State v. McAllister, 939 N.W.2d 502 (N.D. 2020)

August 13, 2020

Defendant appealed from a criminal judgment and order for restitution after a jury found him guilty of assault. Among various bases for appeal, defendant argued that his constitutional right to confront witnesses was violated because the district court limited his cross-examination of the victim, in particular as to the victim’s interest in obtaining restitution. The lower court ruled that the question would elicit confusing and misleading testimony. As a matter of first impression, on appeal, the court stated that the victim’s interest in restitution is relevant. However, “given the district court’s holding that the evidence would be misleading and confusing to the jury, the extent of cross-examination that was permitted, and the impeachment testimony elicited, we conclude the district court’s decision was not an abuse of discretion.” Defendant also argued that the district court erred when it ordered restitution. North Dakota’s Constitution provides victims “[t]he right to full and timely restitution in every case and from each offender for all losses suffered by the victim as a result of the criminal or delinquent conduct.” This right has been interpreted to mean that a victim is entitled to be made whole through a reasonable restitution amount based on the entirety of his or her actual losses directly related to the criminal offense.

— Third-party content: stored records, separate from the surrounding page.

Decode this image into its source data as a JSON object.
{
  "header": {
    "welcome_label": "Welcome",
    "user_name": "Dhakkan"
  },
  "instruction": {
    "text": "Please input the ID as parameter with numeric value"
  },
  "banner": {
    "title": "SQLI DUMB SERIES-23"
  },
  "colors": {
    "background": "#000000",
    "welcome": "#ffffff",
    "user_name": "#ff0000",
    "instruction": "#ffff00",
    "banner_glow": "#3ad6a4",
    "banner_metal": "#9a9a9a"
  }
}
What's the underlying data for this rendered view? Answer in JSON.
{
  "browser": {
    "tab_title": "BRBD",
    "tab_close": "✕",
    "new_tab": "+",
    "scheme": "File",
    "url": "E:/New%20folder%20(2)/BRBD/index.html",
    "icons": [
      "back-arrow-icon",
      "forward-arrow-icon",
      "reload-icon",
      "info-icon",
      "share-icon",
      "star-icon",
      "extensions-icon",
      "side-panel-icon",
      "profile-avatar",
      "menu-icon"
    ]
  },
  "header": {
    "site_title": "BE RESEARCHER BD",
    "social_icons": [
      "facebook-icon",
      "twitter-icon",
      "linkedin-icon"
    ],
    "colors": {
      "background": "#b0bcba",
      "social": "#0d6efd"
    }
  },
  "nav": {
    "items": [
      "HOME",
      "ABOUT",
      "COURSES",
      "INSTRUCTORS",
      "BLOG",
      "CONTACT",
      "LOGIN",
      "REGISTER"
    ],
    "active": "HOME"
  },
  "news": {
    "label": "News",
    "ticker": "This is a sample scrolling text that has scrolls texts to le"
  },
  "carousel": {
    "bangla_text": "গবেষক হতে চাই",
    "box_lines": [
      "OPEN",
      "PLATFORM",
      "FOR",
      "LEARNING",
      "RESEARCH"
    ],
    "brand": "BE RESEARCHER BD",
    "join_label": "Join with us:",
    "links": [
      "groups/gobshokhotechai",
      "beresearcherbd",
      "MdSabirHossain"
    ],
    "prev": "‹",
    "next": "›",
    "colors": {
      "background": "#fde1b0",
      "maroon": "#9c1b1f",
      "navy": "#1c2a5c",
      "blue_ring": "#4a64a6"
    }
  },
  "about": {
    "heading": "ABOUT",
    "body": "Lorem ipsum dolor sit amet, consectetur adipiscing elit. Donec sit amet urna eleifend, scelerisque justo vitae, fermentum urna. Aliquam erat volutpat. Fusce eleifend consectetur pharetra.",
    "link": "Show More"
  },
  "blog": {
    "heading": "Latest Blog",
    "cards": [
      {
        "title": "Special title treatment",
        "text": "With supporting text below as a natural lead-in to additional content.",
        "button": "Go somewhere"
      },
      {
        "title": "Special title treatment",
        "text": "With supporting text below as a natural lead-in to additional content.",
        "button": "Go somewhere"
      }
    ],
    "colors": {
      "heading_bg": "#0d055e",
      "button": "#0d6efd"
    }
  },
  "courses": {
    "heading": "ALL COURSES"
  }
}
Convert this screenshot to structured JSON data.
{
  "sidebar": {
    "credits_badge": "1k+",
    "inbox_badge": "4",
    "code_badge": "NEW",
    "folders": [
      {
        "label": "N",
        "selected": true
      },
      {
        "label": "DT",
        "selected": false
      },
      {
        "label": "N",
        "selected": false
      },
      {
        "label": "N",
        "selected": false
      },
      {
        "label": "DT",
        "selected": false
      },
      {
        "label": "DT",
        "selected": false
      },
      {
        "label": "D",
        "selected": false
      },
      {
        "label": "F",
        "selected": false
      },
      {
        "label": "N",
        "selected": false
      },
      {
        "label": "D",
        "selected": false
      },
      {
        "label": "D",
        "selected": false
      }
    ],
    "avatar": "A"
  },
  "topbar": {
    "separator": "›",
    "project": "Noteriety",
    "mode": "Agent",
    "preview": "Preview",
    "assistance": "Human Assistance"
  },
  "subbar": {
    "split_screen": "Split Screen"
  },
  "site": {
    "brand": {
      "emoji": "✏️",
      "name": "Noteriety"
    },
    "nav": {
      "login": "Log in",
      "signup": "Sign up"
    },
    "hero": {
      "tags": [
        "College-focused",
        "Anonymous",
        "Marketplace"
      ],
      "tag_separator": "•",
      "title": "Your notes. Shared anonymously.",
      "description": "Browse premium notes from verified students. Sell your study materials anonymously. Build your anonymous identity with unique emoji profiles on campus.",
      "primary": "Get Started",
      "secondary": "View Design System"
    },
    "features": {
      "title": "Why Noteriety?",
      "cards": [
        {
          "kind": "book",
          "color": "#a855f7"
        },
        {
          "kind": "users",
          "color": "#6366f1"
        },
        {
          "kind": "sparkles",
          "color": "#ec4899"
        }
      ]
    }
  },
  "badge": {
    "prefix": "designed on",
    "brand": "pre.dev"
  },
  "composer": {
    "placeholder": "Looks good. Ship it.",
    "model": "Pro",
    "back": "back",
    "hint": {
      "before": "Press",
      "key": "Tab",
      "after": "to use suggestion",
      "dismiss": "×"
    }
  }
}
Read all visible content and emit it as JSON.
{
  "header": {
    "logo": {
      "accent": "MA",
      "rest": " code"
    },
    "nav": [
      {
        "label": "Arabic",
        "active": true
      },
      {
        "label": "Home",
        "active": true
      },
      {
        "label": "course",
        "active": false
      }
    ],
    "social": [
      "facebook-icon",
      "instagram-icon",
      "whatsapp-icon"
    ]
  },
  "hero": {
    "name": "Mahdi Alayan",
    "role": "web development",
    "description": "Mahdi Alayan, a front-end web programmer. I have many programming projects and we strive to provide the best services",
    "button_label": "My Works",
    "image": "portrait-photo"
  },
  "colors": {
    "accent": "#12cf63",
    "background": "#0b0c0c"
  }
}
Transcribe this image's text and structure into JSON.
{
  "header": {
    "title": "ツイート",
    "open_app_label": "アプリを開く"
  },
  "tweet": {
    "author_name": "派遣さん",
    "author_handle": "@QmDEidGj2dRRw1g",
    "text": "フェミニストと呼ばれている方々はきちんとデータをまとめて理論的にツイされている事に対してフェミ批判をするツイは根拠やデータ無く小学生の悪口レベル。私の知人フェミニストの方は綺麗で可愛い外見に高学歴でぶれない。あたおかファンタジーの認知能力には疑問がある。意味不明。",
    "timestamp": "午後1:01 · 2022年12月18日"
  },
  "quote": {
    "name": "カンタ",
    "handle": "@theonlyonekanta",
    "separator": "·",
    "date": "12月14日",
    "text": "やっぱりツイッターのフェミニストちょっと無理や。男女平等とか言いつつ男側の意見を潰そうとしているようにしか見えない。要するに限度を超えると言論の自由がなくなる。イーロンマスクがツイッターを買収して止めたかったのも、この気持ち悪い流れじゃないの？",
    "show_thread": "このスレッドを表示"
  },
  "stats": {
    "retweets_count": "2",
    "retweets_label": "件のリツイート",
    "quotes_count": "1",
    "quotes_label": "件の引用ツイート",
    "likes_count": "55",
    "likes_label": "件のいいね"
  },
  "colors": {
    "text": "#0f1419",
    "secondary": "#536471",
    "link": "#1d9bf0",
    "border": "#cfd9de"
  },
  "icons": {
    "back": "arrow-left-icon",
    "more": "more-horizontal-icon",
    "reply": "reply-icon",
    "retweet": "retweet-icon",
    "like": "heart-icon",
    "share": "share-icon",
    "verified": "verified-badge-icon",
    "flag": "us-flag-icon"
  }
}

Defendant argued that the victim was treated for injuries that constitute serious bodily injury, but that the jury acquitted him of aggravated assault, which would have required a finding that he caused the victim serious bodily injury. He argued that he could not be required to pay restitution for injuries related to the finding of not guilty. However, the court explained that defendant’s charge of aggravated assault limited the definition of serious bodily injury to a specific type of bodily injury (unconsciousness), of which the jury acquitted him. His assault charge, which he was convicted of, required the jury to find he committed substantial bodily injury. Because the district court heard testimony indicating the victim was treated for the types of injuries defendant was convicted of causing, the court found that the trial court did not abuse its discretion. Affirmed.